======== DATASET ENTRIES ========

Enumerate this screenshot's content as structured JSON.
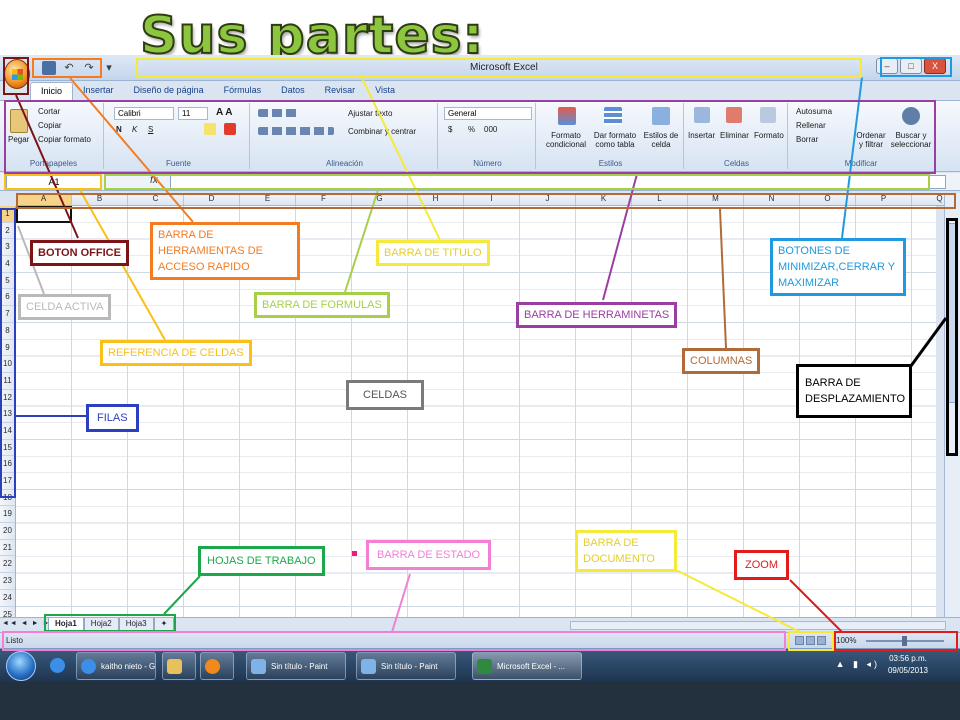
{
  "slide_title": "Sus partes:",
  "window": {
    "title": "Microsoft Excel",
    "controls": [
      "–",
      "□",
      "X"
    ]
  },
  "qat_icons": [
    "save-icon",
    "undo-icon",
    "redo-icon",
    "customize-icon"
  ],
  "tabs": [
    "Inicio",
    "Insertar",
    "Diseño de página",
    "Fórmulas",
    "Datos",
    "Revisar",
    "Vista"
  ],
  "ribbon": {
    "clipboard": {
      "paste": "Pegar",
      "cut": "Cortar",
      "copy": "Copiar",
      "format_painter": "Copiar formato",
      "label": "Portapapeles"
    },
    "font": {
      "name": "Calibri",
      "size": "11",
      "bold": "N",
      "italic": "K",
      "underline": "S",
      "label": "Fuente"
    },
    "alignment": {
      "wrap": "Ajustar texto",
      "merge": "Combinar y centrar",
      "label": "Alineación"
    },
    "number": {
      "format": "General",
      "currency": "$",
      "percent": "%",
      "thousands": "000",
      "label": "Número"
    },
    "styles": {
      "conditional": "Formato condicional",
      "as_table": "Dar formato como tabla",
      "cell_styles": "Estilos de celda",
      "label": "Estilos"
    },
    "cells": {
      "insert": "Insertar",
      "delete": "Eliminar",
      "format": "Formato",
      "label": "Celdas"
    },
    "editing": {
      "autosum": "Autosuma",
      "fill": "Rellenar",
      "clear": "Borrar",
      "sort": "Ordenar y filtrar",
      "find": "Buscar y seleccionar",
      "label": "Modificar"
    }
  },
  "formula_bar": {
    "name_box": "A1",
    "fx": "fx",
    "value": ""
  },
  "columns": [
    "A",
    "B",
    "C",
    "D",
    "E",
    "F",
    "G",
    "H",
    "I",
    "J",
    "K",
    "L",
    "M",
    "N",
    "O",
    "P",
    "Q"
  ],
  "rows": [
    "1",
    "2",
    "3",
    "4",
    "5",
    "6",
    "7",
    "8",
    "9",
    "10",
    "11",
    "12",
    "13",
    "14",
    "15",
    "16",
    "17",
    "18",
    "19",
    "20",
    "21",
    "22",
    "23",
    "24",
    "25"
  ],
  "sheets": [
    "Hoja1",
    "Hoja2",
    "Hoja3"
  ],
  "status": {
    "text": "Listo",
    "zoom": "100%"
  },
  "taskbar": {
    "items": [
      "kaitho nieto - Go...",
      "Sin título - Paint",
      "Sin título - Paint",
      "Microsoft Excel - ..."
    ],
    "time": "03:56 p.m.",
    "date": "09/05/2013"
  },
  "annotations": {
    "boton_office": {
      "text": "BOTON OFFICE",
      "color": "#7b1416"
    },
    "barra_acceso_rapido": {
      "text": "BARRA DE HERRAMIENTAS DE ACCESO RAPIDO",
      "color": "#f47b20"
    },
    "barra_titulo": {
      "text": "BARRA DE TITULO",
      "color": "#f5e93a"
    },
    "botones_ventana": {
      "text": "BOTONES DE MINIMIZAR,CERRAR Y MAXIMIZAR",
      "color": "#1f9ae0"
    },
    "celda_activa": {
      "text": "CELDA ACTIVA",
      "color": "#b9b9b9"
    },
    "barra_formulas": {
      "text": "BARRA DE FORMULAS",
      "color": "#a6d04a"
    },
    "barra_herramientas": {
      "text": "BARRA DE HERRAMINETAS",
      "color": "#9b3ea2"
    },
    "referencia_celdas": {
      "text": "REFERENCIA DE CELDAS",
      "color": "#fbbf1a"
    },
    "columnas": {
      "text": "COLUMNAS",
      "color": "#b26a38"
    },
    "celdas": {
      "text": "CELDAS",
      "color": "#7a7a7a"
    },
    "barra_desplazamiento": {
      "text": "BARRA DE DESPLAZAMIENTO",
      "color": "#000000"
    },
    "filas": {
      "text": "FILAS",
      "color": "#2b3fbf"
    },
    "hojas_trabajo": {
      "text": "HOJAS DE TRABAJO",
      "color": "#1aa84a"
    },
    "barra_estado": {
      "text": "BARRA DE ESTADO",
      "color": "#f27fd5"
    },
    "barra_documento": {
      "text": "BARRA DE DOCUMENTO",
      "color": "#f5e93a"
    },
    "zoom": {
      "text": "ZOOM",
      "color": "#e21b1b"
    }
  }
}
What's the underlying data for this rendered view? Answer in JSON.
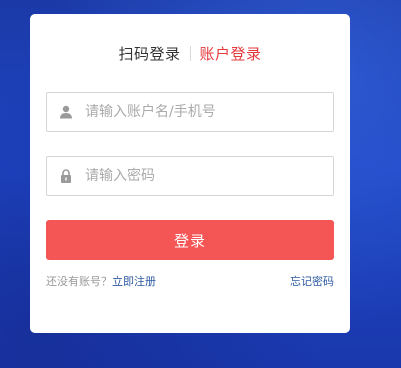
{
  "tabs": {
    "qr_login": "扫码登录",
    "account_login": "账户登录"
  },
  "fields": {
    "username_placeholder": "请输入账户名/手机号",
    "password_placeholder": "请输入密码",
    "username_icon": "user-icon",
    "password_icon": "lock-icon"
  },
  "login_button": "登录",
  "footer": {
    "no_account_text": "还没有账号？",
    "register_link": "立即注册",
    "forgot_link": "忘记密码"
  },
  "colors": {
    "active_tab": "#e4393c",
    "button": "#f45655",
    "link": "#2d5aa0",
    "background": "#1e45c4"
  }
}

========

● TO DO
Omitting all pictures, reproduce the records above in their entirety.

● RESULT
Enumerate this screenshot's content as structured JSON.
{
  "slide_title": "Sus partes:",
  "window": {
    "title": "Microsoft Excel",
    "controls": [
      "–",
      "□",
      "X"
    ]
  },
  "qat_icons": [
    "save-icon",
    "undo-icon",
    "redo-icon",
    "customize-icon"
  ],
  "tabs": [
    "Inicio",
    "Insertar",
    "Diseño de página",
    "Fórmulas",
    "Datos",
    "Revisar",
    "Vista"
  ],
  "ribbon": {
    "clipboard": {
      "paste": "Pegar",
      "cut": "Cortar",
      "copy": "Copiar",
      "format_painter": "Copiar formato",
      "label": "Portapapeles"
    },
    "font": {
      "name": "Calibri",
      "size": "11",
      "bold": "N",
      "italic": "K",
      "underline": "S",
      "label": "Fuente"
    },
    "alignment": {
      "wrap": "Ajustar texto",
      "merge": "Combinar y centrar",
      "label": "Alineación"
    },
    "number": {
      "format": "General",
      "currency": "$",
      "percent": "%",
      "thousands": "000",
      "label": "Número"
    },
    "styles": {
      "conditional": "Formato condicional",
      "as_table": "Dar formato como tabla",
      "cell_styles": "Estilos de celda",
      "label": "Estilos"
    },
    "cells": {
      "insert": "Insertar",
      "delete": "Eliminar",
      "format": "Formato",
      "label": "Celdas"
    },
    "editing": {
      "autosum": "Autosuma",
      "fill": "Rellenar",
      "clear": "Borrar",
      "sort": "Ordenar y filtrar",
      "find": "Buscar y seleccionar",
      "label": "Modificar"
    }
  },
  "formula_bar": {
    "name_box": "A1",
    "fx": "fx",
    "value": ""
  },
  "columns": [
    "A",
    "B",
    "C",
    "D",
    "E",
    "F",
    "G",
    "H",
    "I",
    "J",
    "K",
    "L",
    "M",
    "N",
    "O",
    "P",
    "Q"
  ],
  "rows": [
    "1",
    "2",
    "3",
    "4",
    "5",
    "6",
    "7",
    "8",
    "9",
    "10",
    "11",
    "12",
    "13",
    "14",
    "15",
    "16",
    "17",
    "18",
    "19",
    "20",
    "21",
    "22",
    "23",
    "24",
    "25"
  ],
  "sheets": [
    "Hoja1",
    "Hoja2",
    "Hoja3"
  ],
  "status": {
    "text": "Listo",
    "zoom": "100%"
  },
  "taskbar": {
    "items": [
      "kaitho nieto - Go...",
      "Sin título - Paint",
      "Sin título - Paint",
      "Microsoft Excel - ..."
    ],
    "time": "03:56 p.m.",
    "date": "09/05/2013"
  },
  "annotations": {
    "boton_office": {
      "text": "BOTON OFFICE",
      "color": "#7b1416"
    },
    "barra_acceso_rapido": {
      "text": "BARRA DE HERRAMIENTAS DE ACCESO RAPIDO",
      "color": "#f47b20"
    },
    "barra_titulo": {
      "text": "BARRA DE TITULO",
      "color": "#f5e93a"
    },
    "botones_ventana": {
      "text": "BOTONES DE MINIMIZAR,CERRAR Y MAXIMIZAR",
      "color": "#1f9ae0"
    },
    "celda_activa": {
      "text": "CELDA ACTIVA",
      "color": "#b9b9b9"
    },
    "barra_formulas": {
      "text": "BARRA DE FORMULAS",
      "color": "#a6d04a"
    },
    "barra_herramientas": {
      "text": "BARRA DE HERRAMINETAS",
      "color": "#9b3ea2"
    },
    "referencia_celdas": {
      "text": "REFERENCIA DE CELDAS",
      "color": "#fbbf1a"
    },
    "columnas": {
      "text": "COLUMNAS",
      "color": "#b26a38"
    },
    "celdas": {
      "text": "CELDAS",
      "color": "#7a7a7a"
    },
    "barra_desplazamiento": {
      "text": "BARRA DE DESPLAZAMIENTO",
      "color": "#000000"
    },
    "filas": {
      "text": "FILAS",
      "color": "#2b3fbf"
    },
    "hojas_trabajo": {
      "text": "HOJAS DE TRABAJO",
      "color": "#1aa84a"
    },
    "barra_estado": {
      "text": "BARRA DE ESTADO",
      "color": "#f27fd5"
    },
    "barra_documento": {
      "text": "BARRA DE DOCUMENTO",
      "color": "#f5e93a"
    },
    "zoom": {
      "text": "ZOOM",
      "color": "#e21b1b"
    }
  }
}
What's the underlying data for this rendered view? Answer in JSON.
{
  "tabs": {
    "qr_login": "扫码登录",
    "account_login": "账户登录"
  },
  "fields": {
    "username_placeholder": "请输入账户名/手机号",
    "password_placeholder": "请输入密码",
    "username_icon": "user-icon",
    "password_icon": "lock-icon"
  },
  "login_button": "登录",
  "footer": {
    "no_account_text": "还没有账号？",
    "register_link": "立即注册",
    "forgot_link": "忘记密码"
  },
  "colors": {
    "active_tab": "#e4393c",
    "button": "#f45655",
    "link": "#2d5aa0",
    "background": "#1e45c4"
  }
}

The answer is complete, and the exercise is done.